The three event procedures in Listing 1 show the syntax for statements that manage the Filter property in the sample application. The Form_Open event procedure ensures that the FilterOn property is False when the form initially loads. The cboFilterState_AfterUpdate event procedure creates a string expression that sets state equal to the value in the cboFilterState combo box and assigns the expression to the current form's Filter property. The cmdShowAll_Click event procedure demonstrates the syntax for clearing any existing filters for a form.

Filtering with the ServerFilter Property


Access 2000 includes the new ServerFilter property. Like the previous Filter property, ServerFilter returns a subset of the records associated with a form's Record Source property. Furthermore, you use the same expression format to specify a ServerFilter property or a Filter property. But the method you use to invoke the ServerFilter property is different from the method you use to invoke the Filter property. Additionally, you don't need a Form_Open event procedure that ensures the ServerFilter property is off. Both Filter and ServerFilter are available for forms and reports, but data access pages—the data-based Web pages,c which Office 2000 introduced—can use only ServerFilter.

To implement filtering with ServerFilter, the code in the sample requires only two event procedures, as Listing 2 shows.

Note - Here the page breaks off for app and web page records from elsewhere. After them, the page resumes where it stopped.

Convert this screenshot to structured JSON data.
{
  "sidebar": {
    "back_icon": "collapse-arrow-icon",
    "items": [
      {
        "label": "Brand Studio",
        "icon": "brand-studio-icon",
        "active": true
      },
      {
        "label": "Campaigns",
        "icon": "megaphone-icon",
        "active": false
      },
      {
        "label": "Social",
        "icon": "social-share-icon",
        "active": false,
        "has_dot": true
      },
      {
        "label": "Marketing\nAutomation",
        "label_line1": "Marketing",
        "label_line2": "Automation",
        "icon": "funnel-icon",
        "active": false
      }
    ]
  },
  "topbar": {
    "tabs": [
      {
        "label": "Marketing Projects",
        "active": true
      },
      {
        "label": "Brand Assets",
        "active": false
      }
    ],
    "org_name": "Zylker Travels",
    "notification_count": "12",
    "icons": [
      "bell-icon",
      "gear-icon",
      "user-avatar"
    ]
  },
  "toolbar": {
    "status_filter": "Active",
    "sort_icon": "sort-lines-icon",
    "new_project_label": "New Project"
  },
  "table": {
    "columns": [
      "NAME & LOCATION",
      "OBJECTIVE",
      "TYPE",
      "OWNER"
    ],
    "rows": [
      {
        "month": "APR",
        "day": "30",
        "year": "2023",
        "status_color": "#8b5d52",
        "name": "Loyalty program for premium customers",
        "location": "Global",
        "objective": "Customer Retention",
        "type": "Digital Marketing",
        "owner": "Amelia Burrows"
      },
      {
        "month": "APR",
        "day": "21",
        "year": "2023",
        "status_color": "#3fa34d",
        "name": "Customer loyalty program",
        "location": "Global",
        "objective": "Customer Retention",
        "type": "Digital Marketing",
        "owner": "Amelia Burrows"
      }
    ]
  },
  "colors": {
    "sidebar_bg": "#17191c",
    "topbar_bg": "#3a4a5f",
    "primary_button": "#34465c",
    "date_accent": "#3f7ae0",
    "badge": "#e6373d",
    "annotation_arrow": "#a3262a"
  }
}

The cboFilterState_AfterUpdate event procedure requires an expression to assign a string value to the form's ServerFilter property. (This expression is the same one you used to set the Filter property in the preceding example.) Instead of invoking the filter by assigning a value of True to the FilterOn property, you invoke a ServerFilter property by applying the Refresh method to the form. (Note that Access 2000 Help documentation incorrectly instructs you to apply a ServerFilter assignment by assigning True to the form's ServerFilterByForm property. In fact, assigning True has no effect on filtering of the form's records.) The cmdShowAll _Click event procedure reverses the application of the ServerFilter expression by assigning a zero-length string to the property and invoking the form's Refresh method.

I've demonstrated two approaches to filtering SQL Server databases on Access 2000 forms. Dynamic filtering is a powerful feature that helps users take charge of data on their forms. Developers who use the traditional Filter property with Access database files will feel comfortable with this technique as they migrate to SQL Server databases.

The ServerFilter property works more efficiently with SQL Server and Access forms (for example, you don't have to turn off the Server Filter property before you can turn it on). In addition, ServerFilter works for data access pages as well as Access forms and reports.